EXERCISE DATA section start
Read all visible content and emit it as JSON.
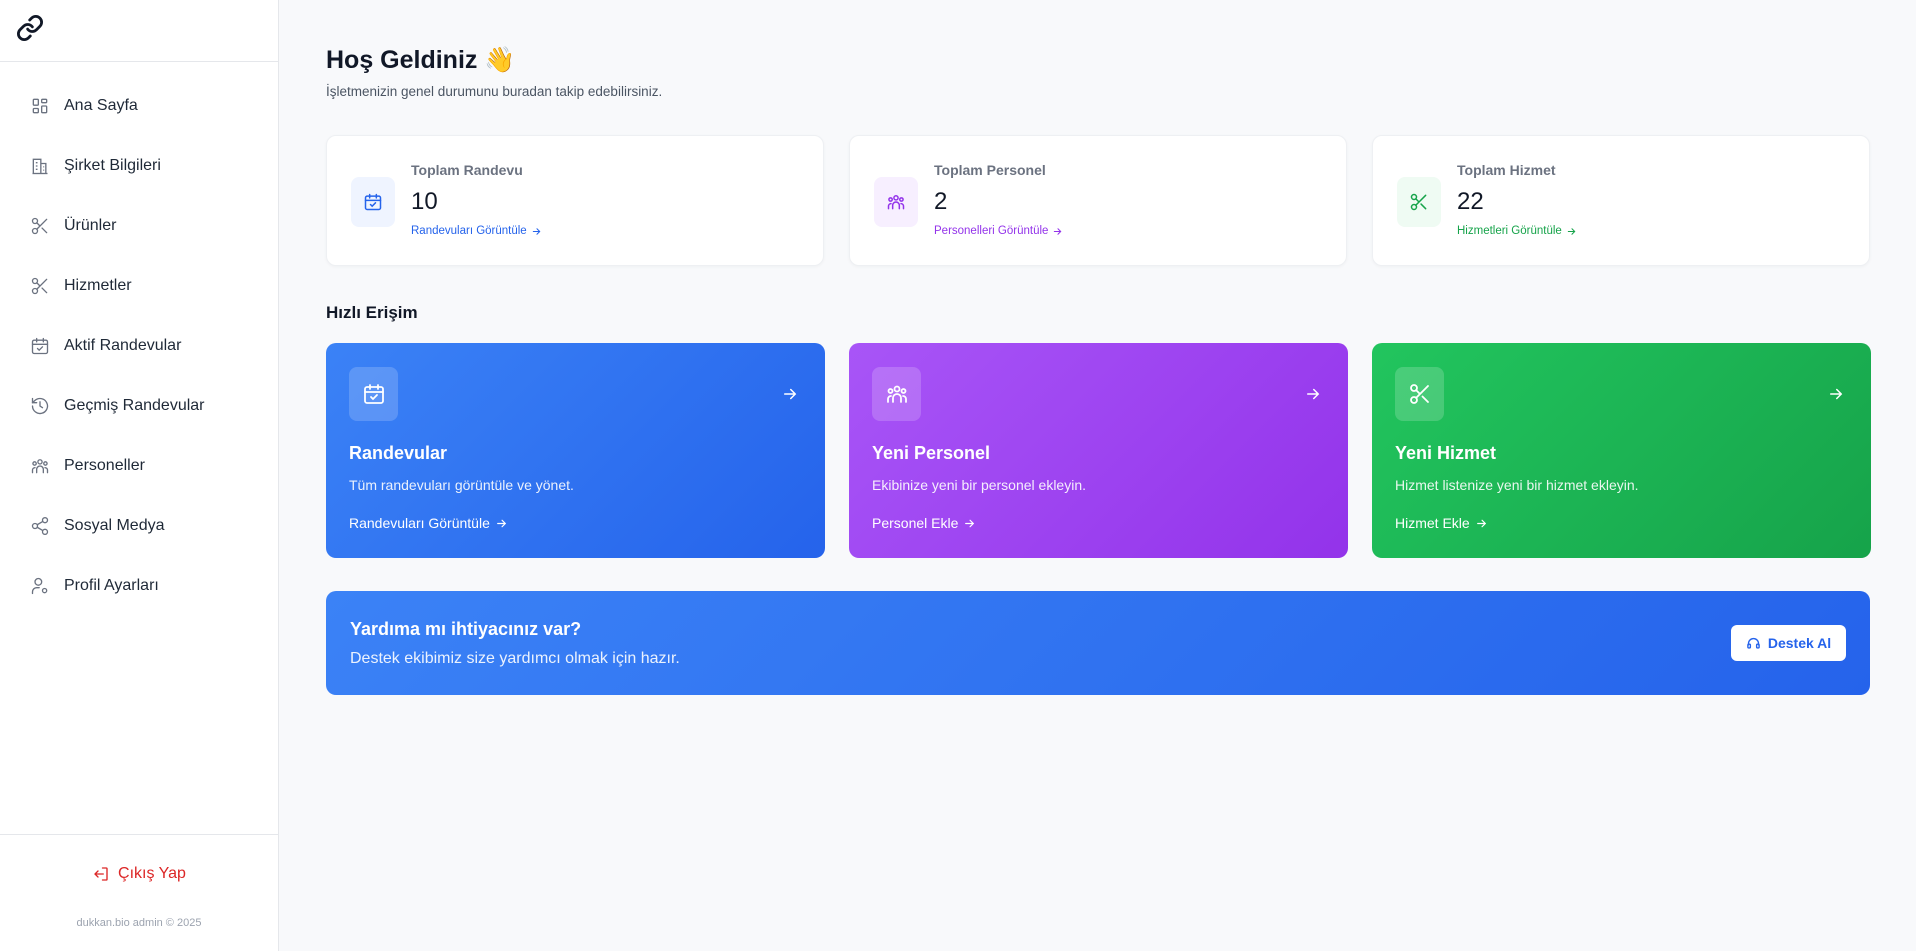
{
  "sidebar": {
    "logo_icon": "link-icon",
    "items": [
      {
        "label": "Ana Sayfa",
        "icon": "dashboard-icon"
      },
      {
        "label": "Şirket Bilgileri",
        "icon": "building-icon"
      },
      {
        "label": "Ürünler",
        "icon": "scissors-icon"
      },
      {
        "label": "Hizmetler",
        "icon": "scissors-icon"
      },
      {
        "label": "Aktif Randevular",
        "icon": "calendar-check-icon"
      },
      {
        "label": "Geçmiş Randevular",
        "icon": "history-icon"
      },
      {
        "label": "Personeller",
        "icon": "users-icon"
      },
      {
        "label": "Sosyal Medya",
        "icon": "share-icon"
      },
      {
        "label": "Profil Ayarları",
        "icon": "user-settings-icon"
      }
    ],
    "logout_label": "Çıkış Yap",
    "copyright": "dukkan.bio admin © 2025"
  },
  "header": {
    "title": "Hoş Geldiniz 👋",
    "subtitle": "İşletmenizin genel durumunu buradan takip edebilirsiniz."
  },
  "stats": [
    {
      "label": "Toplam Randevu",
      "value": "10",
      "link": "Randevuları Görüntüle",
      "color": "#2563eb",
      "bg": "#eff4ff"
    },
    {
      "label": "Toplam Personel",
      "value": "2",
      "link": "Personelleri Görüntüle",
      "color": "#9333ea",
      "bg": "#f7efff"
    },
    {
      "label": "Toplam Hizmet",
      "value": "22",
      "link": "Hizmetleri Görüntüle",
      "color": "#16a34a",
      "bg": "#effbf3"
    }
  ],
  "quick_access": {
    "title": "Hızlı Erişim",
    "cards": [
      {
        "title": "Randevular",
        "desc": "Tüm randevuları görüntüle ve yönet.",
        "link": "Randevuları Görüntüle"
      },
      {
        "title": "Yeni Personel",
        "desc": "Ekibinize yeni bir personel ekleyin.",
        "link": "Personel Ekle"
      },
      {
        "title": "Yeni Hizmet",
        "desc": "Hizmet listenize yeni bir hizmet ekleyin.",
        "link": "Hizmet Ekle"
      }
    ]
  },
  "help": {
    "title": "Yardıma mı ihtiyacınız var?",
    "subtitle": "Destek ekibimiz size yardımcı olmak için hazır.",
    "button": "Destek Al"
  },
  "colors": {
    "blue": "#2563eb",
    "purple": "#9333ea",
    "green": "#16a34a",
    "danger": "#dc2626"
  }
}
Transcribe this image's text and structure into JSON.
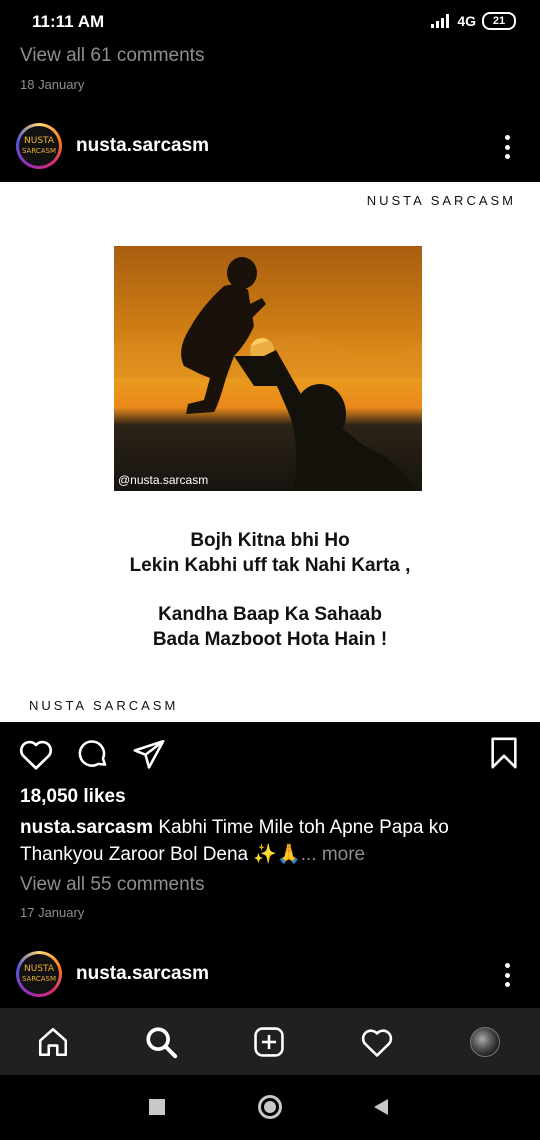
{
  "status_bar": {
    "time": "11:11 AM",
    "network": "4G",
    "battery": "21"
  },
  "previous_post": {
    "view_comments": "View all 61 comments",
    "date": "18 January"
  },
  "post": {
    "username": "nusta.sarcasm",
    "avatar_text_line1": "NUSTA",
    "avatar_text_line2": "SARCASM",
    "image": {
      "brand_top": "NUSTA SARCASM",
      "brand_bottom": "NUSTA SARCASM",
      "watermark": "@nusta.sarcasm",
      "quote_line1": "Bojh Kitna bhi Ho",
      "quote_line2": "Lekin Kabhi uff tak Nahi Karta ,",
      "quote_line3": "Kandha Baap Ka Sahaab",
      "quote_line4": "Bada Mazboot Hota Hain !"
    },
    "likes": "18,050 likes",
    "caption_username": "nusta.sarcasm",
    "caption_text": " Kabhi Time Mile toh Apne Papa ko Thankyou Zaroor Bol Dena ✨🙏",
    "caption_more": "... more",
    "view_comments": "View all 55 comments",
    "date": "17 January"
  },
  "next_post": {
    "username": "nusta.sarcasm",
    "avatar_text_line1": "NUSTA",
    "avatar_text_line2": "SARCASM"
  },
  "bottom_nav": {
    "items": [
      "home-icon",
      "search-icon",
      "add-post-icon",
      "activity-heart-icon",
      "profile-avatar"
    ]
  },
  "system_nav": {
    "items": [
      "recents-square-icon",
      "home-circle-icon",
      "back-triangle-icon"
    ]
  },
  "colors": {
    "background": "#000000",
    "muted_text": "#8e8e8e",
    "nav_bar": "#202020",
    "avatar_text": "#f2b233"
  }
}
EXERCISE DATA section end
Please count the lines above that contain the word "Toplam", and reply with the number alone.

### EXPECTED ANSWER
3